Total control?

Monitor open rates, capture click-through rates, support automatic profiling based on personal interests: These are all features that have become a must for modern e-marketing systems. The marketer wants to know everything about his customer and especially about his potential customers. Consequently, he also demands this functionality from PR software like PressFile. For the marketer, PressFile ends up being just a CRM that is supposed to offer similar functions – including a newsletter function. After all, an editor or blogger is just a customer, right?

Personalized communication

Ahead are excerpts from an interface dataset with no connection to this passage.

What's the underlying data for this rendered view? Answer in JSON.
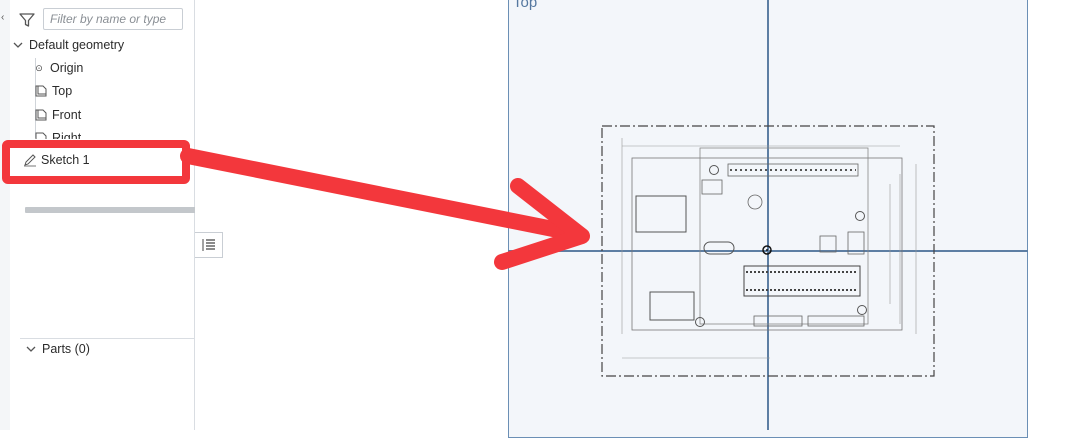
{
  "feature_panel": {
    "filter_placeholder": "Filter by name or type",
    "default_geometry_label": "Default geometry",
    "planes": [
      {
        "label": "Origin",
        "icon": "origin-point-icon"
      },
      {
        "label": "Top",
        "icon": "plane-icon"
      },
      {
        "label": "Front",
        "icon": "plane-icon"
      },
      {
        "label": "Right",
        "icon": "plane-icon"
      }
    ],
    "sketch_label": "Sketch 1",
    "parts_label": "Parts (0)"
  },
  "viewport": {
    "plane_label": "Top"
  },
  "annotation": {
    "arrow_color": "#f3373c"
  }
}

At this point, we always say loud and clear in a demo: Stop! Because anyone who reduces editors or other multipliers interested in content to the role of a customer has not understood the basic principles of media relations. The goal of any press and media work is to provide the target groups with content that is relevant and interesting for them. But that also means you have to know what the addressee wants before you communicate with them. It’s completely different in email marketing: here, of course, it would also be nice to know what the customer wants. But you usually don’t know that. And that’s exactly why it needs all these functionalities that analyze its behavior as accurately as possible. With each campaign, you get to know him better and can target him more effectively.

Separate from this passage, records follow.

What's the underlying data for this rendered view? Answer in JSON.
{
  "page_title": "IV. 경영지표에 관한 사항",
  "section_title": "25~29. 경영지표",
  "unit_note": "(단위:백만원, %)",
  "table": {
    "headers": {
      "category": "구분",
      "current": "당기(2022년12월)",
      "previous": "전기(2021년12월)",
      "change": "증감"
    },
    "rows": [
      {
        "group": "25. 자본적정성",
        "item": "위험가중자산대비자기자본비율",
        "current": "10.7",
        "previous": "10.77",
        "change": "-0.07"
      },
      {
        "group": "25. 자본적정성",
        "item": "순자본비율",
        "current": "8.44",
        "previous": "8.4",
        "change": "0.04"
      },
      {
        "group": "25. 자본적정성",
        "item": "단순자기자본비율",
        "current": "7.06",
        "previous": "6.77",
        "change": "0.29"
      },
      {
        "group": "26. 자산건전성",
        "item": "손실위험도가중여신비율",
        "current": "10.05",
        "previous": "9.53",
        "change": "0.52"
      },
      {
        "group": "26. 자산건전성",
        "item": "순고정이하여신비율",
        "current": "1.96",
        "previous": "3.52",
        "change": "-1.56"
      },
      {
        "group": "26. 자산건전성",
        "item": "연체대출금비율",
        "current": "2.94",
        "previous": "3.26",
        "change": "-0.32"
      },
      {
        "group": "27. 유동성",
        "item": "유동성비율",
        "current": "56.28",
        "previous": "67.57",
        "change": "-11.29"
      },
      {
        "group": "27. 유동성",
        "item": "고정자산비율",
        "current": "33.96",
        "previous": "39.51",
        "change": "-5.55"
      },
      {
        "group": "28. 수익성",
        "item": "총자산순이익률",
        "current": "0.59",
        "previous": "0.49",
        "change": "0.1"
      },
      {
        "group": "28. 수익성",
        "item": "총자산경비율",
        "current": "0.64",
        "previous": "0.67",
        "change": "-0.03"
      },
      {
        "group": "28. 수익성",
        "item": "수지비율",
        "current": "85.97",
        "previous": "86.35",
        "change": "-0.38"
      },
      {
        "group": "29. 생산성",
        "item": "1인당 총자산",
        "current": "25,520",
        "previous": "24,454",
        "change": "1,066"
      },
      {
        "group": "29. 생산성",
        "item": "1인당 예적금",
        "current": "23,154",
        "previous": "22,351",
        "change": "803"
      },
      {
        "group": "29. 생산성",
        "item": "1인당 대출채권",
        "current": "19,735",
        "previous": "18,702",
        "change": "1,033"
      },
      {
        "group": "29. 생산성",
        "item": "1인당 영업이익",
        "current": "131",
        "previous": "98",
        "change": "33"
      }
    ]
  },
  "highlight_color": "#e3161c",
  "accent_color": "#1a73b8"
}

In media relations, such an approach would be fatal. Because the counterpart already suffers from information overflow. Because many media workers do not always communicate in a truly focused manner, numerous press releases end up in the in-box that are completely uninteresting to the specific editor. If this happens more often, the reputation of the sender drops rapidly, because editors are also capable of learning.

MRM instead of CRM

That’s why PR software is not just another kind of CRM. In “Media Relationship Management” – an MRM – the approach is completely different. Subject-specific distribution lists are the be-all and end-all here. The more differentiated these distribution lists are, the better the content can be targeted. The rule here is: better one distributor more than one too few. Even if some distribution lists have only four or five addressees. The MRM must therefore offer the possibility of combining different distributors with each other. And it’s simple and transparent. In this way, you can always precisely compile the target group depending on the topic and minimize wastage. The construction of these differentiated distributors is quite complex. But if you only use the relevant address publishers as a data source, you can quickly separate the wheat from the chaff.

Communication at eye level

Media work is always successful when communication is based on trust and the editor is reliably supplied with exciting content that is interesting for him and his medium, you make his life easier. Over time, a relationship develops that goes far beyond a supplier/customer relationship. Of course, such a partnership is also the ideal in marketing. But because it is somewhat easier in media work to build very specific press distribution lists, communication can also take place at eye level right from the start.

Tracking press releases is pointless

What insight do I gain by knowing how many editors have opened my press mailing? In principle, none at all! Analyses of click behavior or similar are also completely superfluous. After all, we are usually communicating a theme. The only thing of interest here is the question: will it be published or not? The answer to this question can only be obtained directly from the addressee, it cannot be deduced from his behavior.

However, tracking press releases is not only pointless, but also dangerous. Because when a journalist realizes that his or her behavior is being closely monitored, trusting cooperation is no longer guaranteed. This makes tracking absolutely counterproductive. And what’s more: While communication with journalists is “in the legitimate interest” according to the GDPR, the consent of the counterpart must always be obtained for tracking. The question is: Who wants to do that to themselves?

We will add the feature to the PR software anyway. However, we will also advise every customer not to activate it.